Thomas á Kempis, The Imitation of Christ

I know much may go on in a person's mind before they are brought to prayer ... I dare not say anyone believes until they pray.

J. C. Ryle, Practical Religion, on Happiness

The LORD sent Nathan to David. When he came to him, he said, "There were two men in a certain town, one rich and the other poor. The rich man had a very large number of sheep and cattle, but the poor man had nothing except one little ewe lamb he had bought. He raised it, and it grew up with him and his children. It shared his food, drank from his cup and even slept in his arms. It was like a daughter to him. "Now a traveler came to the rich man, but the rich man refrained from taking one of his own sheep or cattle to prepare a meal for the traveler who had come to him. Instead, he took the ewe lamb that belonged to the poor man and prepared it for the one who had come to him." David burned with anger against the man and said to Nathan, "As surely as the LORD lives, the man who did this deserves to die! He must pay for that lamb four times over, because he did such a thing and had no pity." Then Nathan said to David, "You are the man! This is what the LORD, the God of Israel, says: `I anointed you king over Israel, and I delivered you from the hand of Saul. I gave your master's house to you, and your master's wives into your arms. I gave you the house of Israel and Judah. And if all this had been too little, I would have given you even more. Why did you despise the word of the LORD by doing what is evil in his eyes? You struck down Uriah the Hittite with the sword and took his wife to be your own. You killed him with the sword of the Ammonites. Now, therefore, the sword will never depart from your house, because you despised me and took the wife of Uriah the Hittite to be your own.' "This is what the LORD says: `Out of your own household I am going to bring calamity upon you. Before your very eyes I will take your wives and give them to one who is close to you, and he will lie with your wives in broad daylight. You did it in secret, but I will do this thing in broad daylight before all Israel.' " Then David said to Nathan, "I have sinned against the LORD." Nathan replied, "The LORD has taken away your sin. You are not going to die. But because by doing this you have made the enemies of the LORD show utter contempt, the son born to you will die."

2 Samuel 12.1-14

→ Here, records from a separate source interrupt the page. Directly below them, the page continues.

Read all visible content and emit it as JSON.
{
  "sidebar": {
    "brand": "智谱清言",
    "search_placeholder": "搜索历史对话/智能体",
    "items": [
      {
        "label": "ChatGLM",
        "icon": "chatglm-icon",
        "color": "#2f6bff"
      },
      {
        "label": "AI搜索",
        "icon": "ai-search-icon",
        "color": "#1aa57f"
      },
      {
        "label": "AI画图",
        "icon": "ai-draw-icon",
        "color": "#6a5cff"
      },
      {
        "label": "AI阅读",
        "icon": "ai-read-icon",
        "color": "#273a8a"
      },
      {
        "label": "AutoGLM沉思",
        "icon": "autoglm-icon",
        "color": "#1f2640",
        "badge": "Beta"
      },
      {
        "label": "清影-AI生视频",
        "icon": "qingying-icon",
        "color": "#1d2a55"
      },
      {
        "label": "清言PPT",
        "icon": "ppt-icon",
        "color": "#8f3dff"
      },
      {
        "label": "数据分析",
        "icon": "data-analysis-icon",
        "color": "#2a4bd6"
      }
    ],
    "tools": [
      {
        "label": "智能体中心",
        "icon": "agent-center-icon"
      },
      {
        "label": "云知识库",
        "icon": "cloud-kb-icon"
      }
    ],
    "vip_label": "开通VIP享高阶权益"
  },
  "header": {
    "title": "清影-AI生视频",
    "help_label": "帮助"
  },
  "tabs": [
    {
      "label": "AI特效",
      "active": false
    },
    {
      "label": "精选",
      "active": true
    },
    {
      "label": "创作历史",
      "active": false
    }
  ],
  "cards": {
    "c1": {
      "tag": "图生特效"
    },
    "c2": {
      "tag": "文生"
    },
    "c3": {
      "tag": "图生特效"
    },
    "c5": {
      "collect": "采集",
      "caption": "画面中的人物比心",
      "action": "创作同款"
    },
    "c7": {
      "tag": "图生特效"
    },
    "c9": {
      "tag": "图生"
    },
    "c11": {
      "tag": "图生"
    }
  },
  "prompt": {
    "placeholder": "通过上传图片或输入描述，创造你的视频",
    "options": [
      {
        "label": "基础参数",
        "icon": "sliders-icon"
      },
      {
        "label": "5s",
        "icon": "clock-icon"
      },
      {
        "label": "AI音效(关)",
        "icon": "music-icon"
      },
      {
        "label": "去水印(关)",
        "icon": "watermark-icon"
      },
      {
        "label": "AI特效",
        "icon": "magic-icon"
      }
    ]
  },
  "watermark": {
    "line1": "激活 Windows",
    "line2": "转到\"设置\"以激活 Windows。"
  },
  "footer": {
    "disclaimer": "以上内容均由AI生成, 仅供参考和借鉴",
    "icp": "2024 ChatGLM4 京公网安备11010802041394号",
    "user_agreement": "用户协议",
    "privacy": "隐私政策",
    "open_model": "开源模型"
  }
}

The story of David's sin does not end with adultery and murder. Judgment follows. The fact that the Bible records the story of David's sin is remarkable enough in itself. What is even more remarkable is the way the story develops. Nathan the prophet goes to David and tells a story about what appears to be an act of great injustice by one of the king's students.

David takes the bate and is outraged. He demands to know the name of the man swearing that justice will be done. Then Nathan springs the trap with the stunning words "You are the man!"

Once again the Bible has given us the earliest story in ancient literature where a king, who is the hero of his people, is judged and found wanting by someone whose sole authority rests on a higher law. Thus the Law of God prevails over humans, even great rulers. Nathan the prophet is not a great king or political leader. His only claim to authority is that he speaks for God. Yet David hears Nathan and repents.

This is why in many medieval cathedrals, like Charlemenge's great Dom in Aachen, there are mosaics and other pictorial representations prominently displayed so that they remind rulers and all in power that they too stand under the judgment of God. No other religious system takes the responsibility of rulers towards God as seriously as those of the Biblical tradition. In both Judaism and Christianity stories like that of Nathan and David serve to remind all people that they are responsible to God and that no human being is beyond the law.

Day: 5 - 6 - 7

These readings are based on a) John E. Rotelle O.S.A's., excellent Augustine Day by Day, (New York, Catholic Book Publishing, 1986). Permission to use these passages has been sought, although I believe what I have used falls within a "fair use" policy; b) Various works of Martin Luther (1483-1546); c) Thomas á Kempis (1380-1471); d) Anglican Bishop J. C. Ryle's (1816-1900) Holiness (18??) or Practical Religion (1900); e) Zondervan's New International Version of the Bible.

Copyright Irving Hexham 2001